ACTION ITEM: Copy each line below that includes "kind".

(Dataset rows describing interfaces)

————————

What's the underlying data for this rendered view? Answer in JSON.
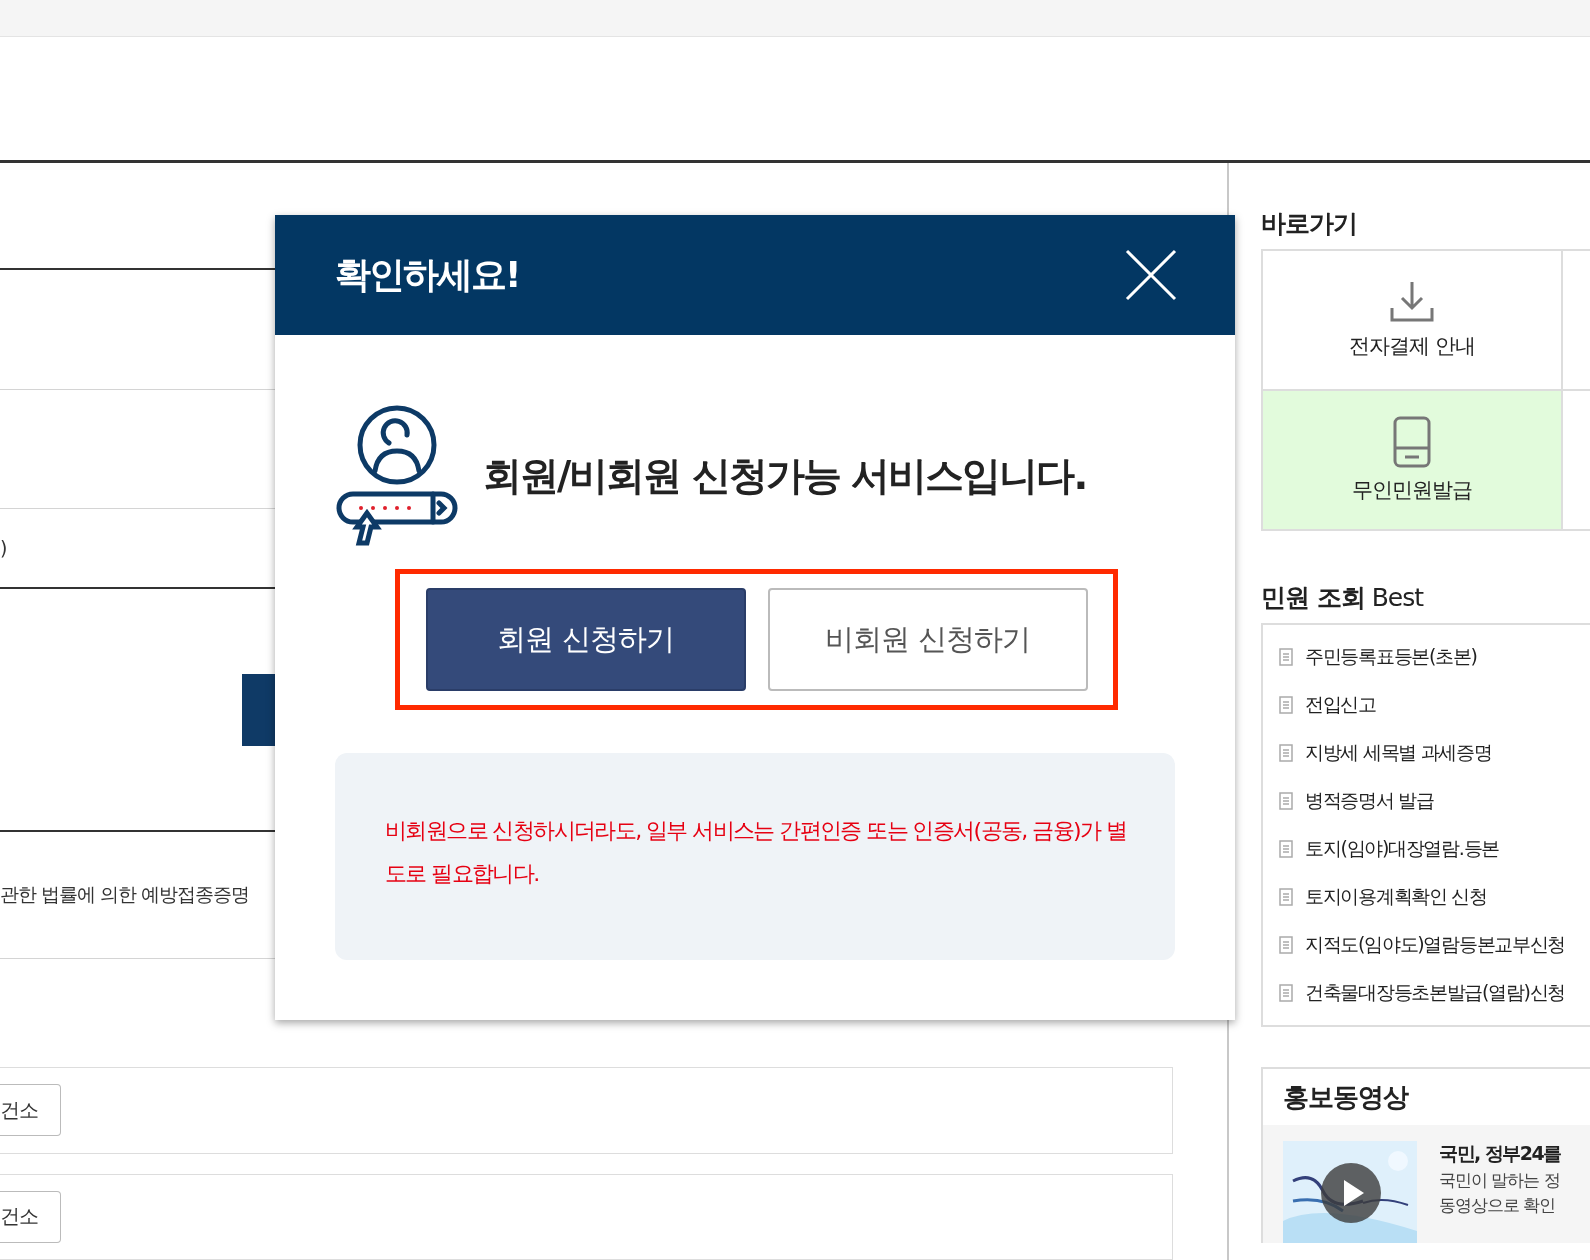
{
  "background_form": {
    "row_texts": [
      ")",
      "관한 법률에 의한 예방접종증명"
    ],
    "office_buttons": [
      "건소",
      "건소"
    ]
  },
  "modal": {
    "title": "확인하세요!",
    "heading": "회원/비회원 신청가능 서비스입니다.",
    "buttons": [
      {
        "label": "회원 신청하기",
        "kind": "primary"
      },
      {
        "label": "비회원 신청하기",
        "kind": "secondary"
      }
    ],
    "notice": "비회원으로 신청하시더라도, 일부 서비스는 간편인증 또는 인증서(공동, 금융)가 별도로 필요합니다."
  },
  "sidebar": {
    "shortcuts_title": "바로가기",
    "shortcuts": [
      {
        "label": "전자결제 안내",
        "kind": "download",
        "highlighted": false
      },
      {
        "label": "무인민원발급",
        "kind": "kiosk",
        "highlighted": true
      }
    ],
    "best_title": "**민원 조회** Best",
    "best_items": [
      "주민등록표등본(초본)",
      "전입신고",
      "지방세 세목별 과세증명",
      "병적증명서 발급",
      "토지(임야)대장열람.등본",
      "토지이용계획확인 신청",
      "지적도(임야도)열람등본교부신청",
      "건축물대장등초본발급(열람)신청"
    ],
    "promo": {
      "title": "홍보동영상",
      "video_title": "국민, 정부24를",
      "video_lines": [
        "국민이 말하는 정",
        "동영상으로 확인"
      ]
    }
  }
}
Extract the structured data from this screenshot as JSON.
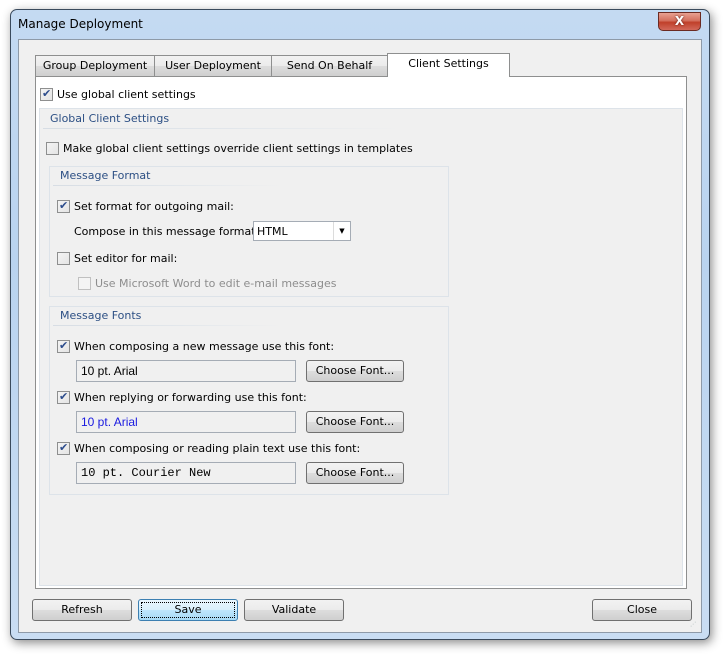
{
  "window": {
    "title": "Manage Deployment",
    "close_glyph": "X"
  },
  "tabs": [
    {
      "label": "Group Deployment",
      "active": false
    },
    {
      "label": "User Deployment",
      "active": false
    },
    {
      "label": "Send On Behalf",
      "active": false
    },
    {
      "label": "Client Settings",
      "active": true
    }
  ],
  "client_settings": {
    "use_global": {
      "label": "Use global client settings",
      "checked": true
    },
    "global_group": {
      "title": "Global Client Settings",
      "override": {
        "label": "Make global client settings override client settings in templates",
        "checked": false
      },
      "message_format": {
        "title": "Message Format",
        "set_format": {
          "label": "Set format for outgoing mail:",
          "checked": true
        },
        "compose_label": "Compose in this message format:",
        "compose_value": "HTML",
        "set_editor": {
          "label": "Set editor for mail:",
          "checked": false
        },
        "use_word": {
          "label": "Use Microsoft Word to edit e-mail messages",
          "checked": false,
          "disabled": true
        }
      },
      "message_fonts": {
        "title": "Message Fonts",
        "items": [
          {
            "label": "When composing a new message use this font:",
            "checked": true,
            "font": "10 pt. Arial",
            "button": "Choose Font..."
          },
          {
            "label": "When replying or forwarding use this font:",
            "checked": true,
            "font": "10 pt. Arial",
            "button": "Choose Font..."
          },
          {
            "label": "When composing or reading plain text use this font:",
            "checked": true,
            "font": "10 pt. Courier New",
            "button": "Choose Font..."
          }
        ]
      }
    }
  },
  "footer": {
    "refresh": "Refresh",
    "save": "Save",
    "validate": "Validate",
    "close": "Close"
  }
}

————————

RESPONSE BOX:
        "kind": "primary"
        "kind": "secondary"
        "kind": "download",
        "kind": "kiosk",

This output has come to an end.